▶ _TASK TO COMPLETE_
Where does the word "grid" show up in the records? Copy every line that has it.
----------------------------------------
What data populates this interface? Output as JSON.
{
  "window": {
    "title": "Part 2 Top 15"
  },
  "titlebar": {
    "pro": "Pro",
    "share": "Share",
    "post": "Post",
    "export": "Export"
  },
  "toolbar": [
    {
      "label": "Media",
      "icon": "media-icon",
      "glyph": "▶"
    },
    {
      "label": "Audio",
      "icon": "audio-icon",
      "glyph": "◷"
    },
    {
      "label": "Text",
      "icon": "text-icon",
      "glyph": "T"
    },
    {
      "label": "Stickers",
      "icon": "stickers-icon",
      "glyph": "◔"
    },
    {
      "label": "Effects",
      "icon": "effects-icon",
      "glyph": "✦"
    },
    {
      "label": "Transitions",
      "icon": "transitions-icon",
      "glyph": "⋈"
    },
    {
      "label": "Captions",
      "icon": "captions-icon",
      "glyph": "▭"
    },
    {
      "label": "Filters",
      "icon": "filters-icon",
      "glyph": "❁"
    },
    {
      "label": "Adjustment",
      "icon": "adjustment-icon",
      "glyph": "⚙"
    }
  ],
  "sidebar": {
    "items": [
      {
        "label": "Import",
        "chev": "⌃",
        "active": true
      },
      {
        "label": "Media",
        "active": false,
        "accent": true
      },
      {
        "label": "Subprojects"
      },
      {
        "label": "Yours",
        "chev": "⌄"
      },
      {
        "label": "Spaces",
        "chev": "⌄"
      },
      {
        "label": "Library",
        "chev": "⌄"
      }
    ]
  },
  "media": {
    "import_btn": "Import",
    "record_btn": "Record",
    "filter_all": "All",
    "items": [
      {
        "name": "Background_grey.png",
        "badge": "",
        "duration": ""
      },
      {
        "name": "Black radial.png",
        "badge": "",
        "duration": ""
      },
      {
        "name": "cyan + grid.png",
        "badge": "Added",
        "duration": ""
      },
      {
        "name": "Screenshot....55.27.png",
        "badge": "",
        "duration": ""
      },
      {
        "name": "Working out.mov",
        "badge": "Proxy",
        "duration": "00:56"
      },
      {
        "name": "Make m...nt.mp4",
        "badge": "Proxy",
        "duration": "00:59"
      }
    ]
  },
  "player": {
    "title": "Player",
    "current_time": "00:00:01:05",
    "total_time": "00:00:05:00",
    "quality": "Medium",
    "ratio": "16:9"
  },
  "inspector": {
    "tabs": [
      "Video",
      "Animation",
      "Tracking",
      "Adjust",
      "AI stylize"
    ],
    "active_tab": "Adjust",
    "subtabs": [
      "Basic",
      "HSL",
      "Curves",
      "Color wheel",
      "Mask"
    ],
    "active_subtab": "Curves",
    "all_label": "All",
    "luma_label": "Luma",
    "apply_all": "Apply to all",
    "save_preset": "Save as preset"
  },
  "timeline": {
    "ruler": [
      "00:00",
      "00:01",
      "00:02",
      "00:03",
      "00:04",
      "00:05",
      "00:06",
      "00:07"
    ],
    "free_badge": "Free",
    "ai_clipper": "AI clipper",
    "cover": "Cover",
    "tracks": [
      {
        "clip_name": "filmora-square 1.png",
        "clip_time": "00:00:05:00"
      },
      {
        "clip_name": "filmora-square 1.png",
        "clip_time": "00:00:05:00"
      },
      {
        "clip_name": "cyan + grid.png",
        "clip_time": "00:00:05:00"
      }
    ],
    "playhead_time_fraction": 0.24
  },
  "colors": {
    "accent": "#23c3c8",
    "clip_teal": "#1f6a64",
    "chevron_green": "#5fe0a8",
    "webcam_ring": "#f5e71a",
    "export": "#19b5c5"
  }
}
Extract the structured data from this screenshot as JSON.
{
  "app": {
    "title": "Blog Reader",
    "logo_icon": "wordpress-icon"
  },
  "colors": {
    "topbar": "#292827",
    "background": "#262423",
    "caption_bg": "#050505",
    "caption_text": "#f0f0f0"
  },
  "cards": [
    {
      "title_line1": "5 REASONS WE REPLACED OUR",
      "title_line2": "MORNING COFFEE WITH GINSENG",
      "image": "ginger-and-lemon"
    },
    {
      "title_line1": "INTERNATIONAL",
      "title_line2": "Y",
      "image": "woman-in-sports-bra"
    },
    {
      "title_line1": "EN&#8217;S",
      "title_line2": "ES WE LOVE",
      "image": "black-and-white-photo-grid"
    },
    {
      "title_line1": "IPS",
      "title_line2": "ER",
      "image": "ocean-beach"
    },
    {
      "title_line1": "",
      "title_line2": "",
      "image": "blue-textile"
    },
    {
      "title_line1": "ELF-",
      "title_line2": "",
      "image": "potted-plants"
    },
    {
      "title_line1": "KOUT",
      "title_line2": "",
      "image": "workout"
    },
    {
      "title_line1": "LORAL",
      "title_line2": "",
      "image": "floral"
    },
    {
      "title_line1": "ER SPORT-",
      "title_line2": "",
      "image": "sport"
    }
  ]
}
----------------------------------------
▶ _RESULT OF THIS EXERCISE_
        "name": "cyan + grid.png",
        "clip_name": "cyan + grid.png",
      "image": "black-and-white-photo-grid"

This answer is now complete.